Crude futures cratered more than 6% at one point after a meeting in Doha on Sunday failed to yield an agreement to freeze oil production.
The Russian Energy Ministry says it’s ready to increase oil production and exports should Saudi Arabia go through with its threat to boost output after the failure of the Doha talks.
Zangeneh, talking to the state radio, said certain oil producers had been trying to prevent the removal of sanctions against Iran. This would support oil prices amid the supply glut in the Market.
Iran, another oil producing country, was noticeably left out.
Saudi officials have given mixed messages about whether they would be willing to agree to a freeze without a reciprocal commitment from Iran. Oil-producing countries are meeting in Qatar to discuss a possible freeze of production to counter low global prices, but Iran’s last-minute decision to stay home could dilute the impact of any agreement. He added that this was not only about oil for Saudi Arabia, it was equally about the regional politics.
While Halff now believes that a short-term spike in oil prices is off the table, he also argues that the majority of the recent rally in oil was more about fundamental improvements in the market than hopes of a freeze.
Oil prices tumbled in Asian trading as a result, with the price of both U.S. and London crude oil down more than 5 per cent. “This is mostly because in the lead-up to the meeting in Doha, many were bullish about the outcome”.
Bjarne Schieldrop, chief commodities analyst at Nordic corporate bank SEB said: “We don’t think there will be a deliberate and significant ramp up in oil production by the freeze negotiating countries as a effect of the fact the deal fell apart”.
But Venezuelan Oil Minister Eulogio Del Pino said prices could crash and that discussions needed to restart.

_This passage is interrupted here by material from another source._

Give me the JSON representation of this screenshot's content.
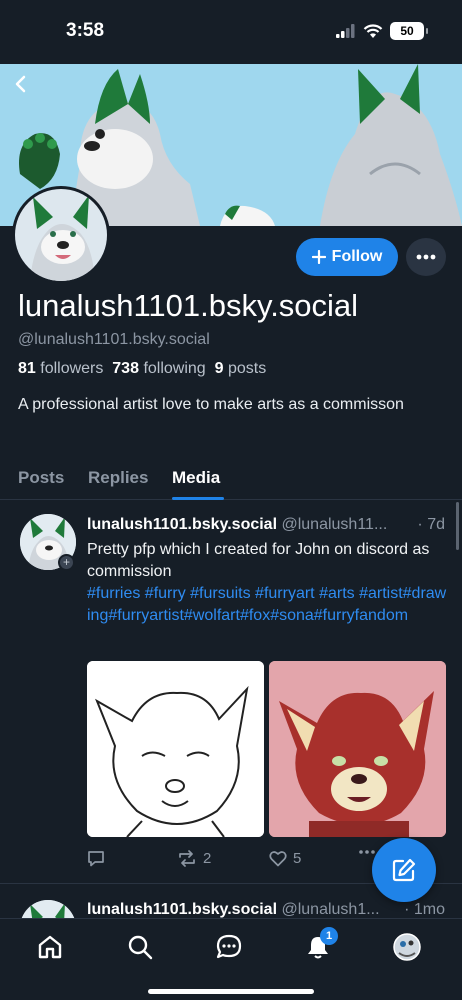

“While there are a number of factors that might curb oil supply in the short-term – including a strike in Kuwait and the quake in Ecuador – OPEC’s main problem is the relationship between Saudi Arabia and Iran and this problem is not going to go away”, O’Keeffe told AFP.